It's understandable that, as an atheist, you would not include theology as a mechanism by which you determine truth; that is a matter of which worldview you interpret evidences from. I think this worldview distinction is critical in our discussions.

Also, it bears mentioning that when we're talking about "science," that term technically includes the fields of philosophy, psychology, theology, etc. However, in our usual nomenclature, we tend to limit the term to include only the "hard" sciences such as biology, physics, geology, etc. I suppose we could have a whole other string of debates over what actually constitutes "science" and which sciences should take priority, if any.

By the way, sorry for posting my previous comment twice. I wasn't trying to be obnoxious; just hit the publish button twice by mistake.

phil

CyberKitten said...

phil said: I think this worldview distinction is critical in our discussions.

Indeed it is.

phil said: Also, it bears mentioning that when we're talking about "science," that term technically includes the fields of philosophy, psychology, theology, etc.

Actually all of those fields come under the heading of Philosophy rather than Science. Science is after all Natural Philosophy! It's only fairly recently that most modern subjects (not counting Theology) have broken away from Philosophy to make their own realms of knowing.

Anonymous said...

Perhaps this is going overboard on semantics, but here's what Merriam-Webster's Dictionary has to say:

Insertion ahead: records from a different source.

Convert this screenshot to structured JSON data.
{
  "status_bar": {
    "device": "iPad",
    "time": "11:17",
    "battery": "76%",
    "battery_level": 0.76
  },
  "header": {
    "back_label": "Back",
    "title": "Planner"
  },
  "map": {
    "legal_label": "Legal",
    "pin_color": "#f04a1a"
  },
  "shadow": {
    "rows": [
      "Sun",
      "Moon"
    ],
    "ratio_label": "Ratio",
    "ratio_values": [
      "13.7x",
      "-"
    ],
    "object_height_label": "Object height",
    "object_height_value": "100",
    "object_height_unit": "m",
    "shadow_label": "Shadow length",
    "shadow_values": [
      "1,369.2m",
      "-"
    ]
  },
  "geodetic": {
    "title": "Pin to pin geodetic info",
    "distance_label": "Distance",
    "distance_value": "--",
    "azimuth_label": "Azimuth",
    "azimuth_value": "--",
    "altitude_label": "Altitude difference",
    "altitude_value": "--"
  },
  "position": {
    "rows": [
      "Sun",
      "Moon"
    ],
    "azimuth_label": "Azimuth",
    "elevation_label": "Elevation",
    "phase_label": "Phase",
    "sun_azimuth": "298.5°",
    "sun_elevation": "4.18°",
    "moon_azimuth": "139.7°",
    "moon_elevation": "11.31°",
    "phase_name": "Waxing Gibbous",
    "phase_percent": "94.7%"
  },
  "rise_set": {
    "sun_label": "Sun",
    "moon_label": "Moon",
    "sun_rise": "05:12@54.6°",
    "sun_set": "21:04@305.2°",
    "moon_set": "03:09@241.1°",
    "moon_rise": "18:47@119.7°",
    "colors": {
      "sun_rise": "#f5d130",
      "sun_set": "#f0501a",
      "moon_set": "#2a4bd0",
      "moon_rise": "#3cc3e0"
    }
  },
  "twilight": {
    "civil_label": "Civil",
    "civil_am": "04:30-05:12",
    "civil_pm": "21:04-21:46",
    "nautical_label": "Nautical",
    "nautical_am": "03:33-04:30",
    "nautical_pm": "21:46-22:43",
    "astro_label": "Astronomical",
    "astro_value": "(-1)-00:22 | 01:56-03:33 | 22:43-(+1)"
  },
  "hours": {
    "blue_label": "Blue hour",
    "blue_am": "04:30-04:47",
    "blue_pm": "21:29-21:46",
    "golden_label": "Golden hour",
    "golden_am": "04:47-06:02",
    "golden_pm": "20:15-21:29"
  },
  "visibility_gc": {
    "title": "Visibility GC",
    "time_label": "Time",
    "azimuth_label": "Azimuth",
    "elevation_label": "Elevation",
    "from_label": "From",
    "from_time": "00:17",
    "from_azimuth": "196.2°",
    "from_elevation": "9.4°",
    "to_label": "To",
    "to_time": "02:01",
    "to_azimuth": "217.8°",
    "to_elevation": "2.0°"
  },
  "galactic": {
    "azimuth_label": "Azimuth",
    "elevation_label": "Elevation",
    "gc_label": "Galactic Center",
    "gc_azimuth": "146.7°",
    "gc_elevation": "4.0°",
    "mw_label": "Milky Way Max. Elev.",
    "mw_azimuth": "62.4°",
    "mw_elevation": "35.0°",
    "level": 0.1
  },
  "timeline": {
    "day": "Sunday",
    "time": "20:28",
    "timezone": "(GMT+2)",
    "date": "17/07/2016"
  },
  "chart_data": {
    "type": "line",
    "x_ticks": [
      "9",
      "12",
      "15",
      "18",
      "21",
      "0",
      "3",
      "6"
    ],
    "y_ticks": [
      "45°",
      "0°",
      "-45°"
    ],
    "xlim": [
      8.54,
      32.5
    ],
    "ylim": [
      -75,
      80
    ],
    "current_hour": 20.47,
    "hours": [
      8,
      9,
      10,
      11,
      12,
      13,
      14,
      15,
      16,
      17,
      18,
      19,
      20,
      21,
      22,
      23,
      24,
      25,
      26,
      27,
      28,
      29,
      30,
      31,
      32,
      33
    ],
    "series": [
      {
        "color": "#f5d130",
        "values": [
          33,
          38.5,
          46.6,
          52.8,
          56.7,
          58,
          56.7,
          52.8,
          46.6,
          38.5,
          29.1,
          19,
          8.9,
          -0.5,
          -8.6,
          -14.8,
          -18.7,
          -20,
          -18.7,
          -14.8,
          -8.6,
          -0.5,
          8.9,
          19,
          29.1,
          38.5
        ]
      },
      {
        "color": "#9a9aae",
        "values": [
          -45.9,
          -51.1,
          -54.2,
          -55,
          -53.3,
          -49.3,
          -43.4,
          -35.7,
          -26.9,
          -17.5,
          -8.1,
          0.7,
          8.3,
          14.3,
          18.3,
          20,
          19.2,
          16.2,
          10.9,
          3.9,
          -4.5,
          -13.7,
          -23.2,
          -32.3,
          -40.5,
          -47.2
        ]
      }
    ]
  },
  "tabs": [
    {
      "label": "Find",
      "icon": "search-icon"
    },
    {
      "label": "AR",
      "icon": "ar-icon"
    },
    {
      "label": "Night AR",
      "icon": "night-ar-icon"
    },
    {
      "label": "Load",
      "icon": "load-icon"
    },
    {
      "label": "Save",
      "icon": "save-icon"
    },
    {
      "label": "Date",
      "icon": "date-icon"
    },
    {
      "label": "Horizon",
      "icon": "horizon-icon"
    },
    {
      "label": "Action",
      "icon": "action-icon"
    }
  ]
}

Main Entry: sci·ence
Pronunciation: \ˈsī-ən(t)s\
Function: noun
Etymology: Middle English, from Anglo-French, from Latin scientia, from scient-, sciens having knowledge, from present participle of scire to know; perhaps akin to Sanskrit chyati he cuts off, Latin scindere to split — more at shed
Date: 14th century
1: the state of knowing : knowledge as distinguished from ignorance or misunderstanding
2 a: a department of systematized knowledge as an object of study (the science of theology) b: something (as a sport or technique) that may be studied or learned like systematized knowledge (have it down to a science)
3 a: knowledge or a system of knowledge covering general truths or the operation of general laws especially as obtained and tested through scientific method b: such knowledge or such a system of knowledge concerned with the physical world and its phenomena : natural science
4: a system or method reconciling practical ends with scientific laws (cooking is both a science and an art)